Consumer group CHOICE has identified and called out several leading brands that have found creative ways to dramatically increase the health star rating of their products.
The prime example given by CHOICE is a tin of Milo that displays a 4.5 star rating, reflecting its nutritional value when consumed with a glass of skim milk, while the actual product by itself is only rated 1.5 stars. Several Kellogg’s cereals have also been singled out, with Fruit Loops and Crunchy Nut Cornflake Clusters displaying health star ratings higher than the products actually received.
Recent Federal Government-commissioned research shows that one in six shoppers have purchased a product that they normally wouldn’t buy, but did due to a higher star rating. The study also showed that sixty per cent of those surveyed would like to see health ratings on more products.

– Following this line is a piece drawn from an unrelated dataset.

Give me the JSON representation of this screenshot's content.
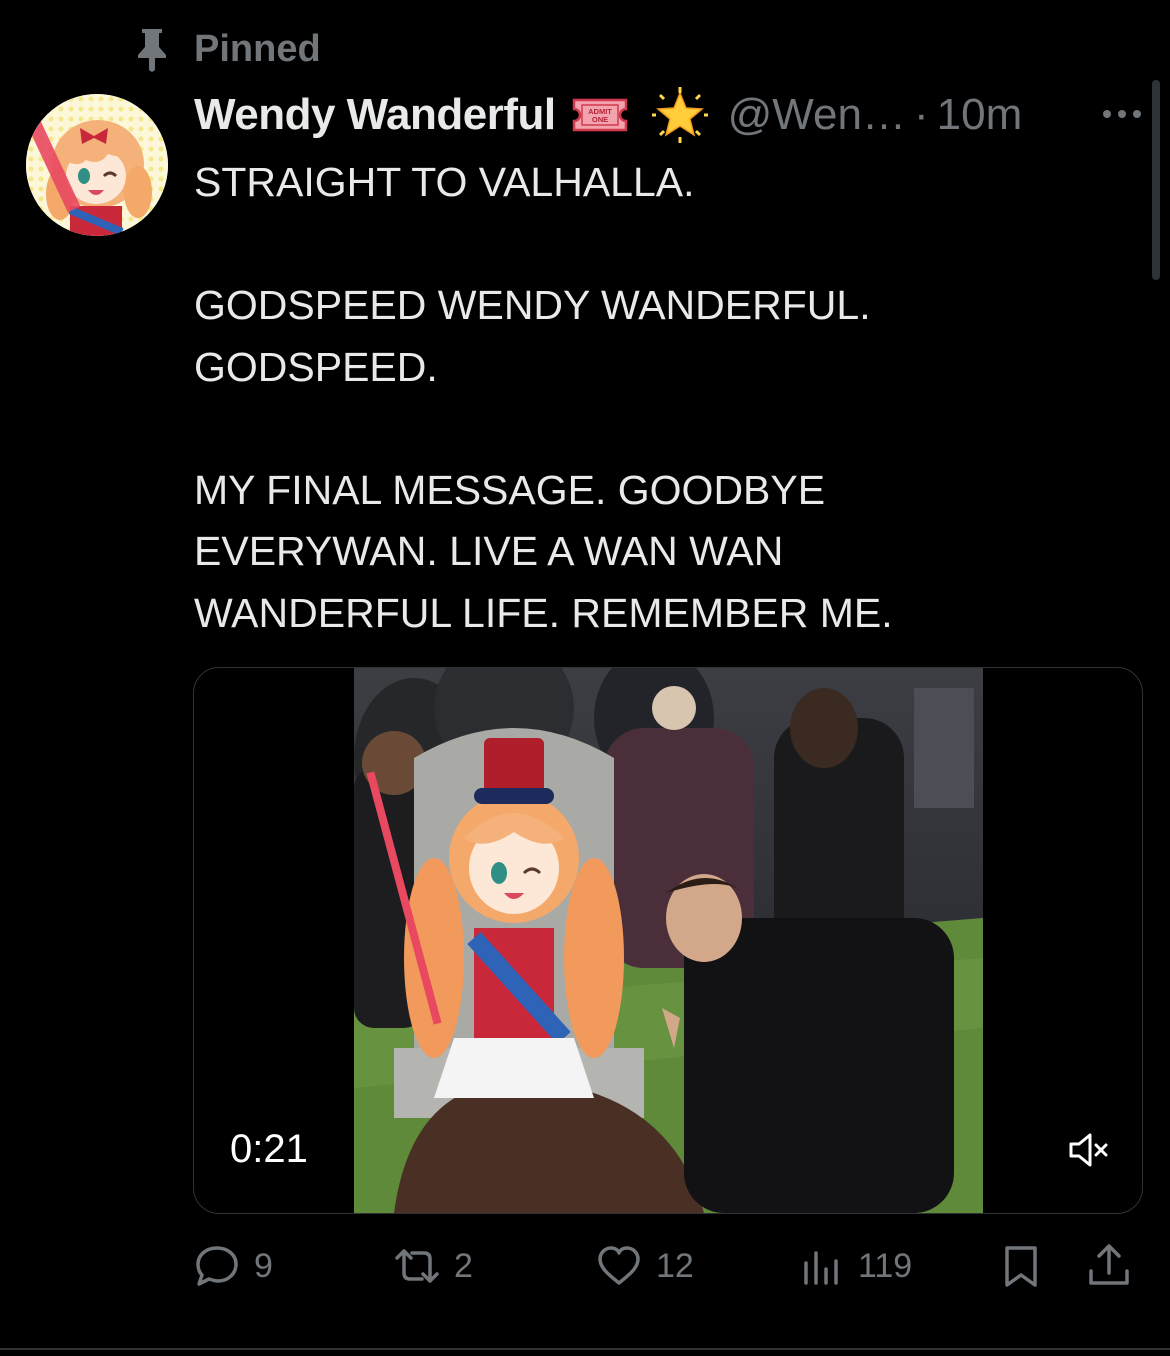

It’s not mandatory for companies to put a health-star rating on products.
Deakin University professor of public health Mark Lawrence believes the current ratings are “creating consumer confusion”. He believes that until the ratings are made mandatory and loopholes are closed, food companies will continue to use the ratings system as a marketing campaign instead of in the interest of public health – as it is intended.
The Health Star Rating System was implemented by the Federal, State and Territory Governments, along with industry, public health and consumer groups in order to provide a standard way to compare similar packaged foods.

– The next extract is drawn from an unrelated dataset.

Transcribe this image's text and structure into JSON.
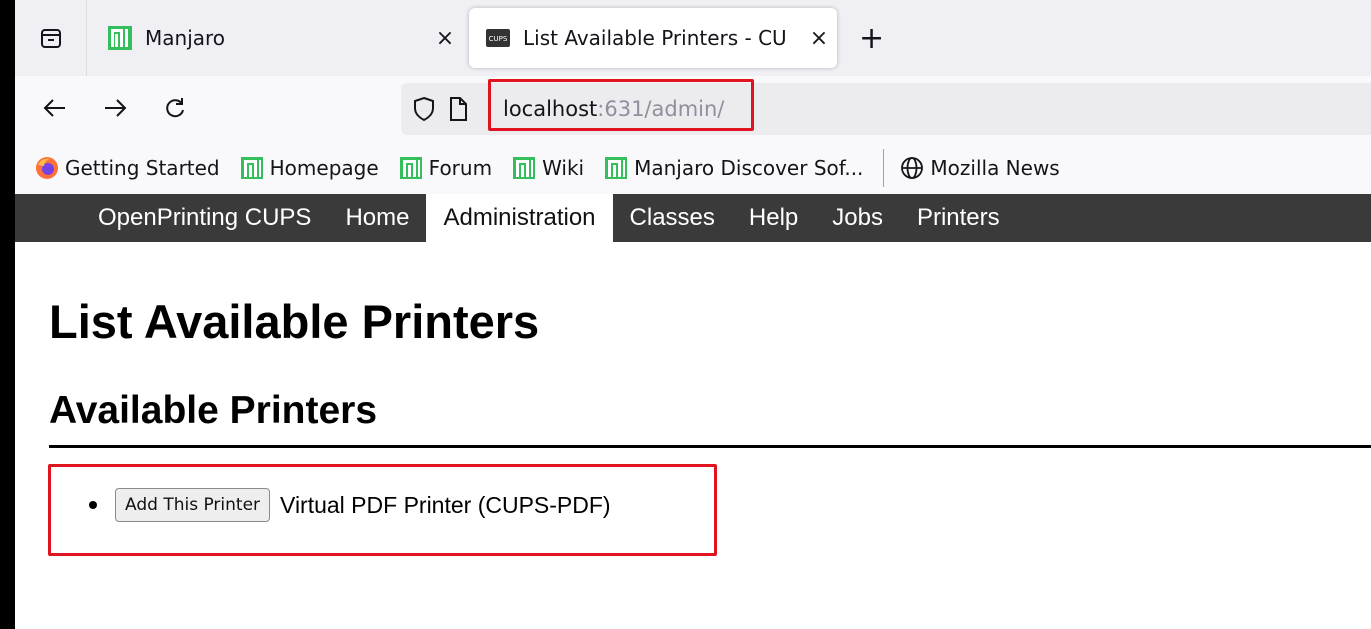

While the ratings system was intended to encourage shoppers to make healthier choices, it’s disappointing that numerous brands have decided to take advantage of the system, in order to boost scores by displaying health ratings that include the use of specific ingredients that are not included in the product.
Kellogg’s is one of the companies incorrectly using the current system. The company answered questions from the media and stated that they are already in the process of amending the cereal packaging which should be completed soon. A stark difference in comparison to the statement provided by Nestlé who, through a spokesperson, said it was appropriate to apply a health rating to Milo in accordance with how it was recommended to be consumed – with a glass of skim milk. I can’t wait for McDonalds to apply a rating to its Big Mac Meal which includes a Diet Coke!
The most interesting and positive news to come out of the implementation of these ratings is the fact that brands have taken the next step to improve their products in order to gain higher star ratings. Kellogg’s reformulated its Nutrigrain product from the ground up to increase the cereal’s health star rating from two to four stars. Kellogg’s said that since the change, they have seen an increase in sales which was a win for both the company and consumers as they are provided with a healthier product.
Do you find the Health Star Rating System helpful when making purchases? Does the system need a regulatory body to ensure the correct information is being provided to consumers? In order to close these loopholes, should it be made mandatory for all processed food products?